Friday Book Whimsy: The Hotel Nantucket.

Author Elin Hilderbrand is a prolific author, known for what is termed her “beach reads.” As much as I read, and as much as I enjoy a summer read, I have never read a book by this author. It won’t be the last one, because I enjoyed The Hotel Nantucket very much.

The Hotel Nantucket was once a well-respected hotel, known for entertaining the well-to-doers who habitat Nantucket Island in the summer. Unfortunately, the hotel suffered a serious fire in 1922 that killed a housekeeper, whose restless spirit wanders the hotel waiting for someone to discover the truth about the fire and putting her at peace.

Much like the hotel, Lizbeth Keaton has also suffered a setback, breaking up with her long-time fiance, with whom she ran a successful restaurant, after learning that he was involved with another woman. She leaves him and the restaurant behind. Lizbeth is delighted to be hired by billionaire Xavier Darling to run the completely remodeled Hotel Nantucket. Darling purchased the old hotel and spent millions bringing the it back to life. Everything about the hotel is perfect. The restaurant is run by a famous chef. The spa is magnificent. The rooms are sheer perfection with not a wrinkle or spot of dust to be found. The question is, can Lizbeth and her staff — all who have complicated histories and secrets — meet Darling’s goal: to receive a perfect score from the hotel critic who can make or break hotels? Thus far, no one has ever received a perfect score.

The hotel occupants have as many secrets as the staff. Shortly after the hotel opens, a mysterious woman and her two adorable children arrive, asking for a room for an unknown period of time. What’s more, she will pay cash, and money is no object.

The story is told from different vantage points, but it isn’t confusing at all. And the ghost of Grace, the housekeeper who died in the fire, isn’t a bit offputting. She’s merely an observer, and, while she plays a strong role in the story, it isn’t in any way a ghost story.

The Hotel Nantucket is a luscious novel that leaves the reading wishing they were rich enough to afford the thousand dollar rooms.

I loved this book.

Here is a link to the book.

Friday Book Whimsy: Malibu Rising

From its title, Malibu Rising sounds a bit like a beach read. I have nothing against beach reads, but I haven’t even been in the vicinity of a beach this summer. In fact, aside from a trip to Vermont, I mostly haven’t been outside of my back yard. Still, author Taylor Jenkins Reid wrote two of my favorite books of all time: Daisy Jones & the Six, and The Seven Husbands of Evelyn Hugo. I was ready to give this book a try.

What I like best about this author is that she doesn’t tackle books in a traditional way. Daisy Jones & the Six is presented as an oral history, making it unique and extremely readable. I hoped for the best from Malibu Rising, and I certainly wasn’t disappointed.

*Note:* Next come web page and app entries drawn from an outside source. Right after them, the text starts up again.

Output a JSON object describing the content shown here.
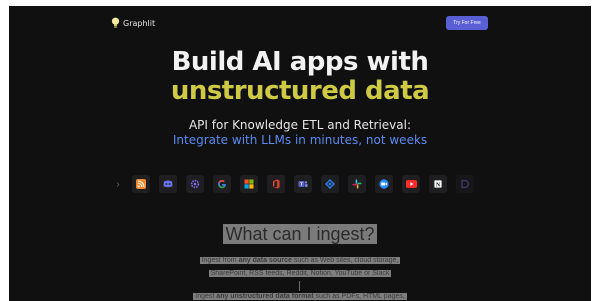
{
  "nav": {
    "brand": "Graphlit",
    "cta_label": "Try For Free"
  },
  "hero": {
    "title_line1": "Build AI apps with",
    "title_line2": "unstructured data",
    "subtitle_line1": "API for Knowledge ETL and Retrieval:",
    "subtitle_line2": "Integrate with LLMs in minutes, not weeks"
  },
  "integrations": {
    "prev_icon": "chevron-left-icon",
    "items": [
      {
        "name": "rss-icon",
        "color": "#f28b30"
      },
      {
        "name": "discord-icon",
        "color": "#6d72f5"
      },
      {
        "name": "settings-icon",
        "color": "#7b6cf0"
      },
      {
        "name": "google-icon",
        "color": "#4285f4"
      },
      {
        "name": "microsoft-icon",
        "color": "#f35325"
      },
      {
        "name": "office-icon",
        "color": "#e8462c"
      },
      {
        "name": "teams-icon",
        "color": "#6264a7"
      },
      {
        "name": "jira-icon",
        "color": "#2b7cf0"
      },
      {
        "name": "slack-icon",
        "color": "#e01e5a"
      },
      {
        "name": "zoom-icon",
        "color": "#2d8cff"
      },
      {
        "name": "youtube-icon",
        "color": "#ff2a2a"
      },
      {
        "name": "notion-icon",
        "color": "#e6e6e6"
      },
      {
        "name": "more-icon",
        "color": "#6a6ad0"
      }
    ]
  },
  "ingest": {
    "title": "What can I ingest?",
    "desc_line1_pre": "Ingest from ",
    "desc_line1_em": "any data source",
    "desc_line1_post": " such as Web sites, cloud storage,",
    "desc_line2": "SharePoint, RSS feeds, Reddit, Notion, YouTube or Slack",
    "desc_line3_pre": "Ingest ",
    "desc_line3_em": "any unstructured data format",
    "desc_line3_post": " such as PDFs, HTML pages,"
  }
}
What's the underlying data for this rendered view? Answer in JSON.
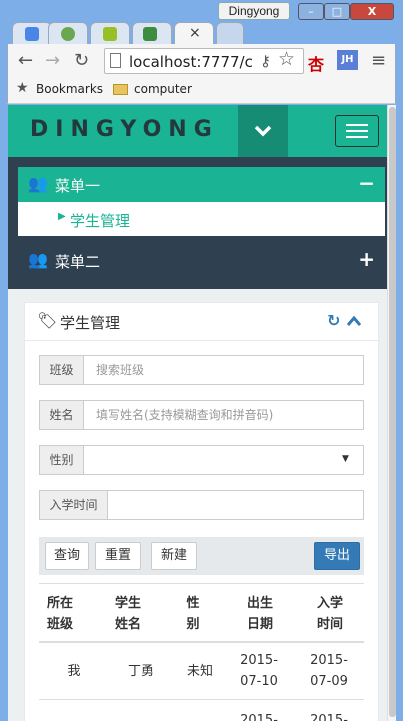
{
  "window": {
    "title": "Dingyong",
    "min": "–",
    "max": "□",
    "close": "X"
  },
  "browser": {
    "url": "localhost:7777/c",
    "bookmarks": [
      "Bookmarks",
      "computer"
    ]
  },
  "app": {
    "logo": "DINGYONG",
    "menus": [
      {
        "label": "菜单一",
        "toggle": "−",
        "items": [
          {
            "label": "学生管理"
          }
        ]
      },
      {
        "label": "菜单二",
        "toggle": "+"
      }
    ]
  },
  "panel": {
    "title": "学生管理",
    "fields": [
      {
        "label": "班级",
        "placeholder": "搜索班级"
      },
      {
        "label": "姓名",
        "placeholder": "填写姓名(支持模糊查询和拼音码)"
      },
      {
        "label": "性别",
        "placeholder": ""
      },
      {
        "label": "入学时间",
        "placeholder": ""
      }
    ],
    "buttons": {
      "query": "查询",
      "reset": "重置",
      "create": "新建",
      "export": "导出"
    },
    "table": {
      "headers": [
        [
          "所在",
          "班级"
        ],
        [
          "学生",
          "姓名"
        ],
        [
          "性",
          "别"
        ],
        [
          "出生",
          "日期"
        ],
        [
          "入学",
          "时间"
        ]
      ],
      "rows": [
        {
          "class": "我",
          "name": "丁勇",
          "gender": "未知",
          "birth": [
            "2015-",
            "07-10"
          ],
          "enroll": [
            "2015-",
            "07-09"
          ]
        },
        {
          "class": "",
          "name": "",
          "gender": "",
          "birth": [
            "2015-",
            ""
          ],
          "enroll": [
            "2015-",
            ""
          ]
        }
      ]
    }
  },
  "colors": {
    "brand": "#1ab394",
    "nav_dark": "#2f4050",
    "export": "#337ab7"
  }
}
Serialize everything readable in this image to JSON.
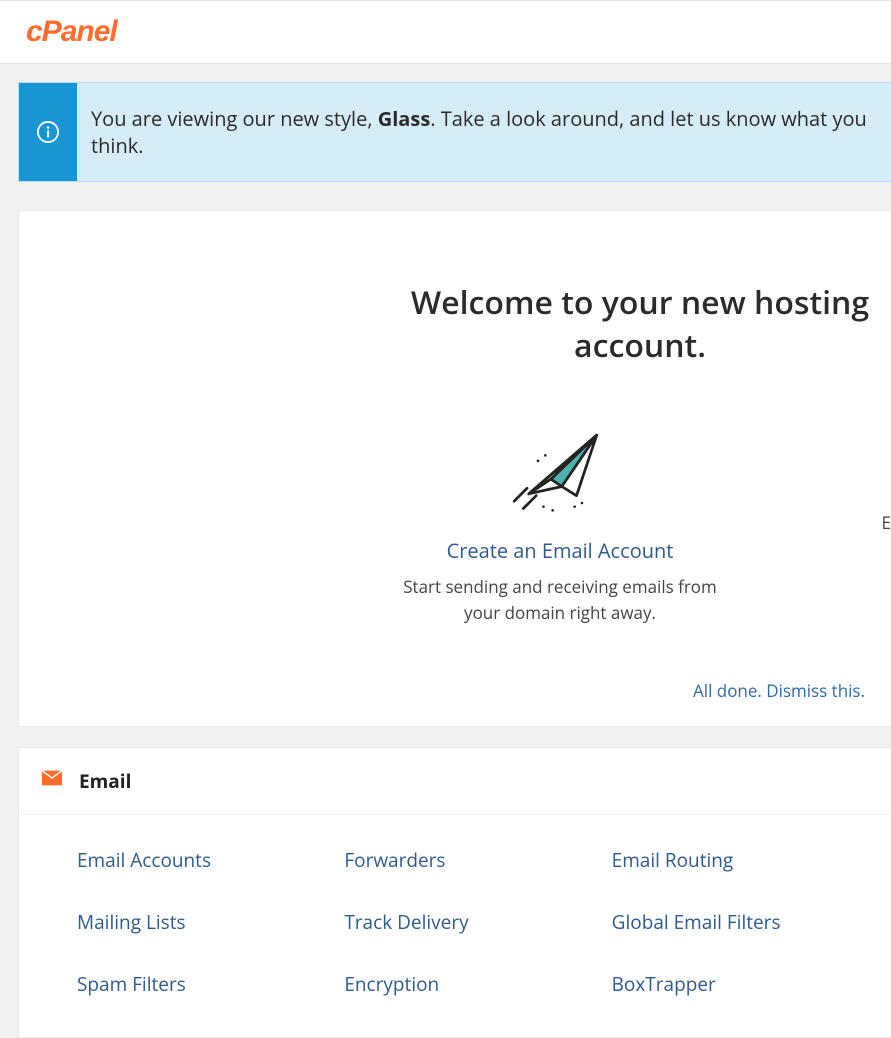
{
  "header": {
    "logo_text": "cPanel"
  },
  "banner": {
    "prefix": "You are viewing our new style, ",
    "style_name": "Glass",
    "suffix": ". Take a look around, and let us know what you think."
  },
  "welcome": {
    "title": "Welcome to your new hosting account.",
    "create_link": "Create an Email Account",
    "create_desc_line1": "Start sending and receiving emails from",
    "create_desc_line2": "your domain right away.",
    "side_fragment": "E",
    "dismiss": "All done. Dismiss this."
  },
  "email_section": {
    "title": "Email",
    "items": [
      "Email Accounts",
      "Forwarders",
      "Email Routing",
      "Mailing Lists",
      "Track Delivery",
      "Global Email Filters",
      "Spam Filters",
      "Encryption",
      "BoxTrapper"
    ]
  }
}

Every year, Nina and her siblings (Jay, Hud, and Kit) hold a summer-ending party. Nineteen eighty-three was no exception. Except this party changed many lives completely.

These four are the children of a famous singer who knows how to entertain but doesn’t know how to be a faithful husband or a good father. He leaves his family when the children are young. His wife tries her best, but sadness and the stress of raising four kids alone drives her to drink herself to death when Nina — the eldest — is only 16 years old. She reaches out to her father, but doesn’t hear back from him. She quits high school to take care of her siblings the best that she can.

While the bulk of the story takes place in a single day, flashbacks tell the story of how the four cope with their unusual family situation. Once she turns 18, Nina takes over the restaurant that her mother’s family always ran. Jay becomes a professional surfer, while the youngest — Kit — tries to figure out where she fits into the family.

They author’s description of the party are vivid and crazy. There are no invitations, if you hear about the party, you can come. Alcohol and drugs are plentiful. Famous people mix with blue-collar workers. Nina’s siblings look forward to the party every year. This year, Nina — in the midst of getting a divorce from her famous husband — is not as enthusiastic.

Normally back-and-forth stories are troublesome to me. I sometimes find them confusing. The author’s telling of this story is, however, seamless. The characters are interesting and realistic. Most important, though they could be obnoxious, they are likable. Well, at least the main characters are likable.

Malibu Rising is a story of survival and figuring out who you are amidst chaos and confusion. The ending was satisfying, except for the fact that I wasn’t ready to be done reading. Yes, it was that good.

Here is a link to the book.